*DATA TO USE*
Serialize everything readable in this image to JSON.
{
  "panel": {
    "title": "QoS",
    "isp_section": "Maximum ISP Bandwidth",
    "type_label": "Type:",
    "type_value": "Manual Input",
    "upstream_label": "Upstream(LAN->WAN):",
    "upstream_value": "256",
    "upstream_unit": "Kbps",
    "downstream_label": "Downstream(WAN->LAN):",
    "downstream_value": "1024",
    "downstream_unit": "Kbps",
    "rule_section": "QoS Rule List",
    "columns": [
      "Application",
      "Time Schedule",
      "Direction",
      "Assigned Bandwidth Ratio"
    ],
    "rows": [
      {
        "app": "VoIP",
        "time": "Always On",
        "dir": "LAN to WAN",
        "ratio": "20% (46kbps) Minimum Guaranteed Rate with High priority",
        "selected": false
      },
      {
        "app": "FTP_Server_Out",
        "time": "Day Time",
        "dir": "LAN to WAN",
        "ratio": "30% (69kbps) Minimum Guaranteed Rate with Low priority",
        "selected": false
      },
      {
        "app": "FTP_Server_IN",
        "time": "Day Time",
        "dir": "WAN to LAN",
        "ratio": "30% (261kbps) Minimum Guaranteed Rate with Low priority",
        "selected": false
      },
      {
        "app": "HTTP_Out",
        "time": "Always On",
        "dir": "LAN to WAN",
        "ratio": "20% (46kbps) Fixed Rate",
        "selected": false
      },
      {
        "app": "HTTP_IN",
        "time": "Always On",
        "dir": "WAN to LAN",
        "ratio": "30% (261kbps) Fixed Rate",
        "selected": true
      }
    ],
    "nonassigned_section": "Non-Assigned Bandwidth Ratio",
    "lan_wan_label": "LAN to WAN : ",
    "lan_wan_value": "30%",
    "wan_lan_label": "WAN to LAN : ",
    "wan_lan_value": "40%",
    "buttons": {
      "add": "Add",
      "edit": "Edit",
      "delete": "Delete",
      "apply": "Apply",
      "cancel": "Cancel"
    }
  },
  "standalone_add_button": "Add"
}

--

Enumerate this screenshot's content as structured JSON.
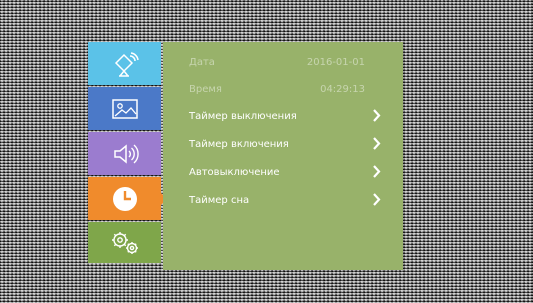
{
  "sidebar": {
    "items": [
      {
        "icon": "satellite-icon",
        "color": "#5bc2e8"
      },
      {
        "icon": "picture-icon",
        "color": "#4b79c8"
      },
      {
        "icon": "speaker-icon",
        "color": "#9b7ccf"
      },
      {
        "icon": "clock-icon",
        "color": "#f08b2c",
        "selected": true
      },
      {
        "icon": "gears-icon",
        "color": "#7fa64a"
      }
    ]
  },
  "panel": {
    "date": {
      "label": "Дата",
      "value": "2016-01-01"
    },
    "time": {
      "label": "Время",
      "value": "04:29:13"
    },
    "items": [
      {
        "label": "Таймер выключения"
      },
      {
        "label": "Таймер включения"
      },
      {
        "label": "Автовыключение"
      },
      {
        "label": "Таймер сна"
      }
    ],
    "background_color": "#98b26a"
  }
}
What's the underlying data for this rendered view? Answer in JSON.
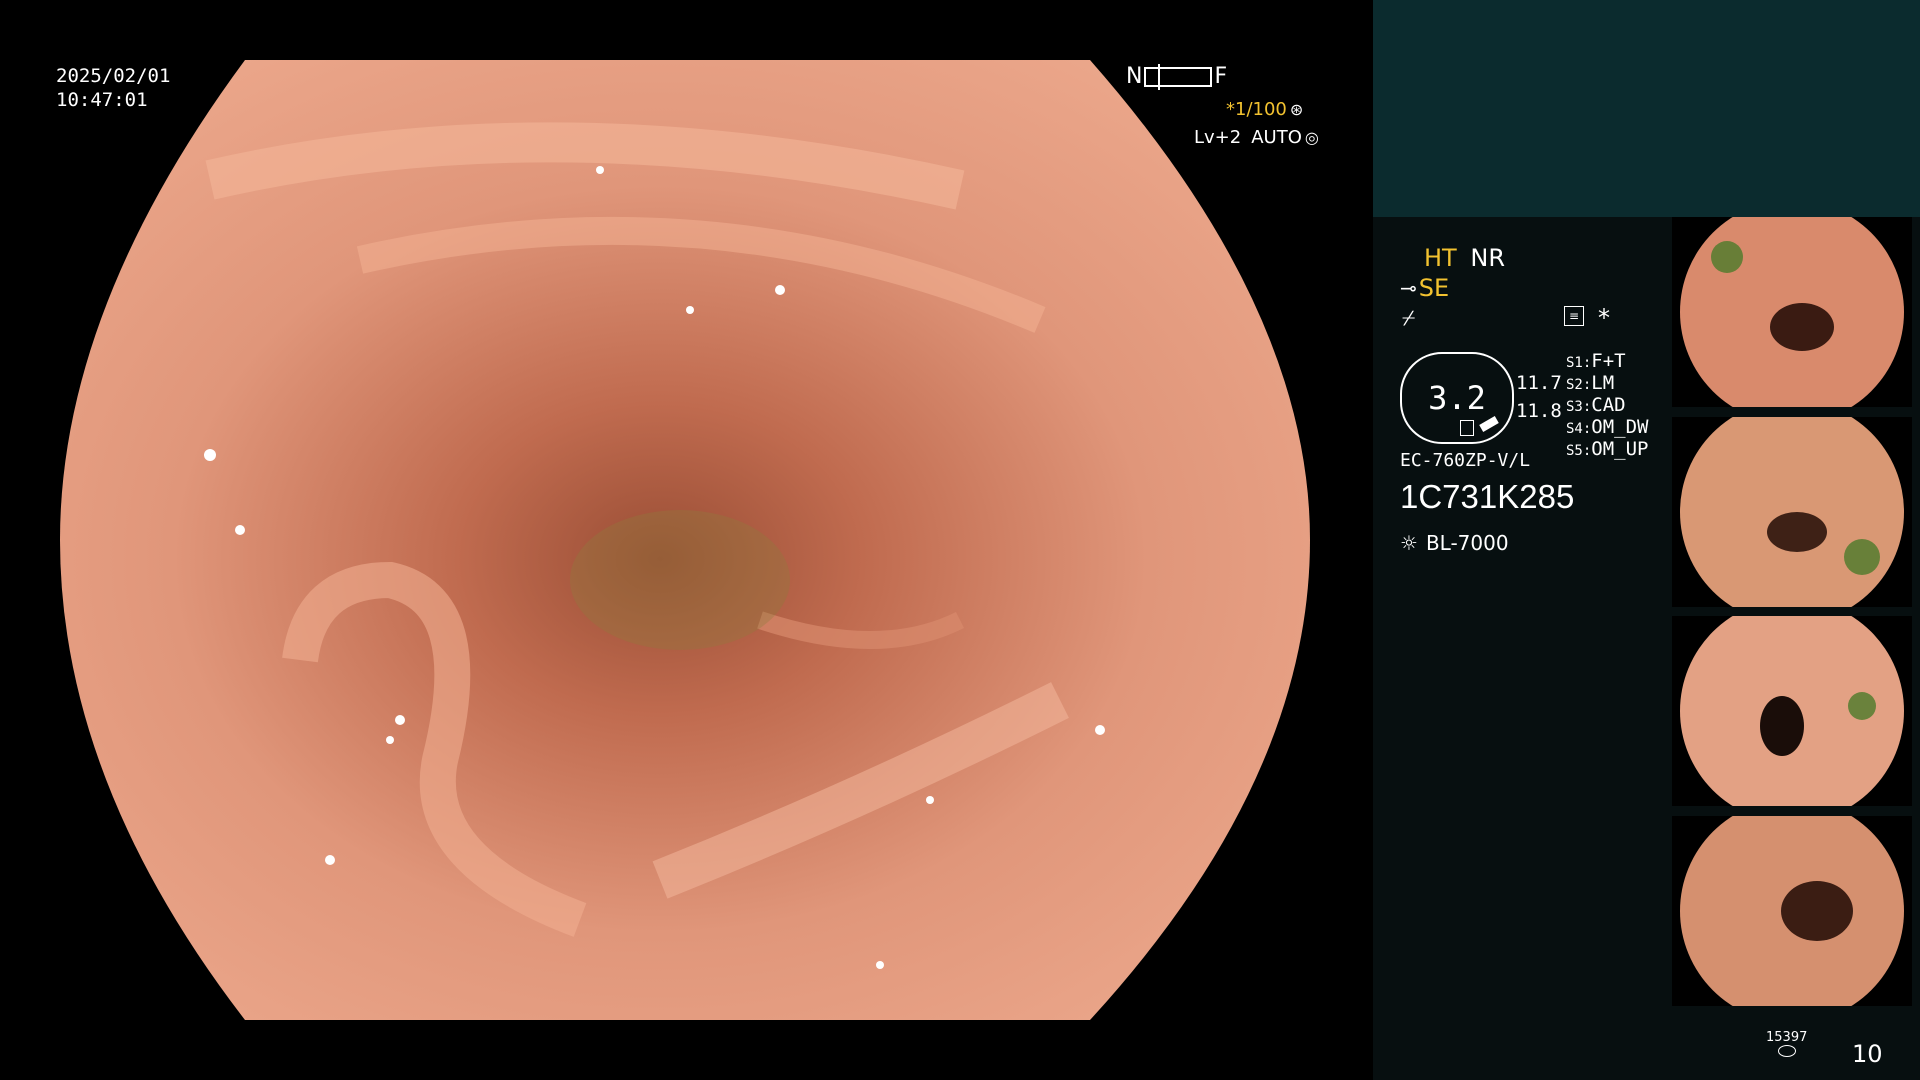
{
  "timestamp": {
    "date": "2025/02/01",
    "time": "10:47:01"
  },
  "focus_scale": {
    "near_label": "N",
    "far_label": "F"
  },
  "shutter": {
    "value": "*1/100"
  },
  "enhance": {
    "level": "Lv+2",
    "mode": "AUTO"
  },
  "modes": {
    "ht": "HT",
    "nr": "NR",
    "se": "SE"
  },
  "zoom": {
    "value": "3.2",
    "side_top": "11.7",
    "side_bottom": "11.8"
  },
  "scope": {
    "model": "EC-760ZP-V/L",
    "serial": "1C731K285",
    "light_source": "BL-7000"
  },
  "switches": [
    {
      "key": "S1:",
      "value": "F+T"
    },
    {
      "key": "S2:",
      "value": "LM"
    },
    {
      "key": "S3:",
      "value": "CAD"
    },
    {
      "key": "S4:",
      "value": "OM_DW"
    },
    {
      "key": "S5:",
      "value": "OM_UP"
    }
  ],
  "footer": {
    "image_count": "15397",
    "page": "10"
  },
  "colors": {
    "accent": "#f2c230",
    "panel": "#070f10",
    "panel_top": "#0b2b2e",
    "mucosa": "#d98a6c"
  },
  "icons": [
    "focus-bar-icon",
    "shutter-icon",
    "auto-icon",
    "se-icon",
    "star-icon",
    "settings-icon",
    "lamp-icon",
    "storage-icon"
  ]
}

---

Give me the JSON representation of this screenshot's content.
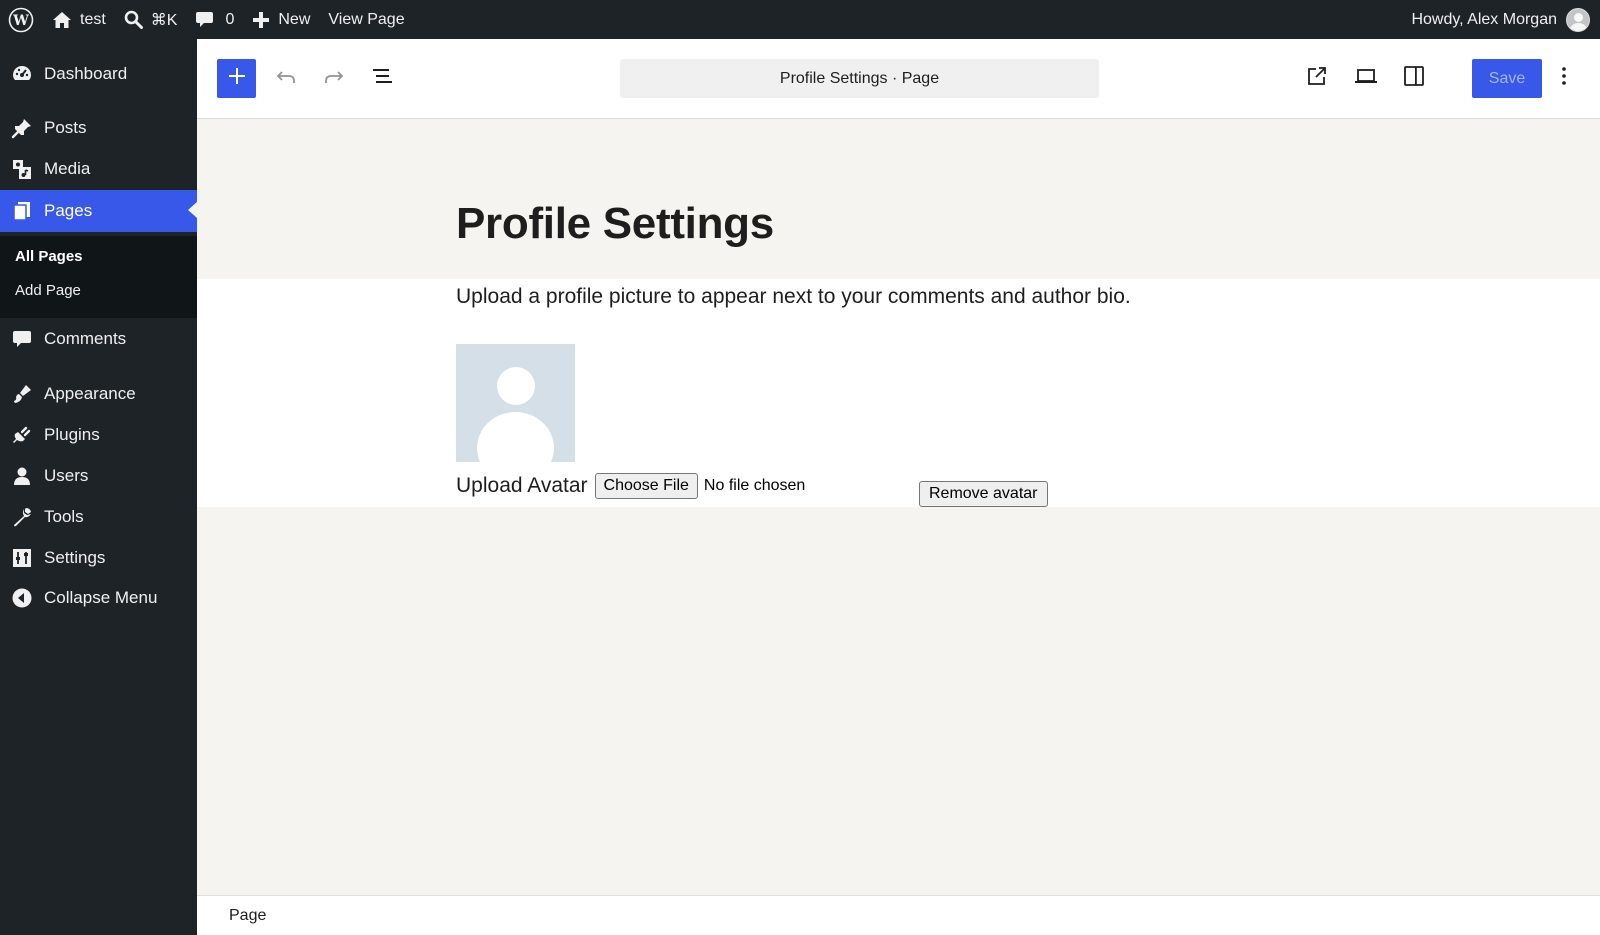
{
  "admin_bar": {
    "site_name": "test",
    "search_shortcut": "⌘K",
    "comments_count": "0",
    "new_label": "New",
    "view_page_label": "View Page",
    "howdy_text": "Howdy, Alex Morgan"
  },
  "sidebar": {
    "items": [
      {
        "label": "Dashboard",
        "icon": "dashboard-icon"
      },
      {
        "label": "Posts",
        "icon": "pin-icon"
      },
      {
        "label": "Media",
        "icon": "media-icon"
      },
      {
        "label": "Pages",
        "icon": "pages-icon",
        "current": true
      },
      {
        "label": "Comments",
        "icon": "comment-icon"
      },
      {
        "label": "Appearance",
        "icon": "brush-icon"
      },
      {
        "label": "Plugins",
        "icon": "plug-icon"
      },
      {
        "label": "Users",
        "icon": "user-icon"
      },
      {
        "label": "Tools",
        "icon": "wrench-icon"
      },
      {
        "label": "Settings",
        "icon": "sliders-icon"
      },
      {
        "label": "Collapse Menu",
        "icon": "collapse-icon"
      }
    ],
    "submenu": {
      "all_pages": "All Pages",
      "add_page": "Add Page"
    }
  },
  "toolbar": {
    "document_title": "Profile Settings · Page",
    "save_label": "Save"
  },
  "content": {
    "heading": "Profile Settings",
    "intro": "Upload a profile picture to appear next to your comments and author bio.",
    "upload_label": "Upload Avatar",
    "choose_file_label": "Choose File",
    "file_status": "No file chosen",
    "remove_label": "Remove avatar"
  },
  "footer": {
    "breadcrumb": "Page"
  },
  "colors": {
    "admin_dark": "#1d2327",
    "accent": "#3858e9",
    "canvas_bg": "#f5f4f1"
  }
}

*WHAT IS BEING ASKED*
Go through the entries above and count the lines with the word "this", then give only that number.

*YOUR SOLUTION*
4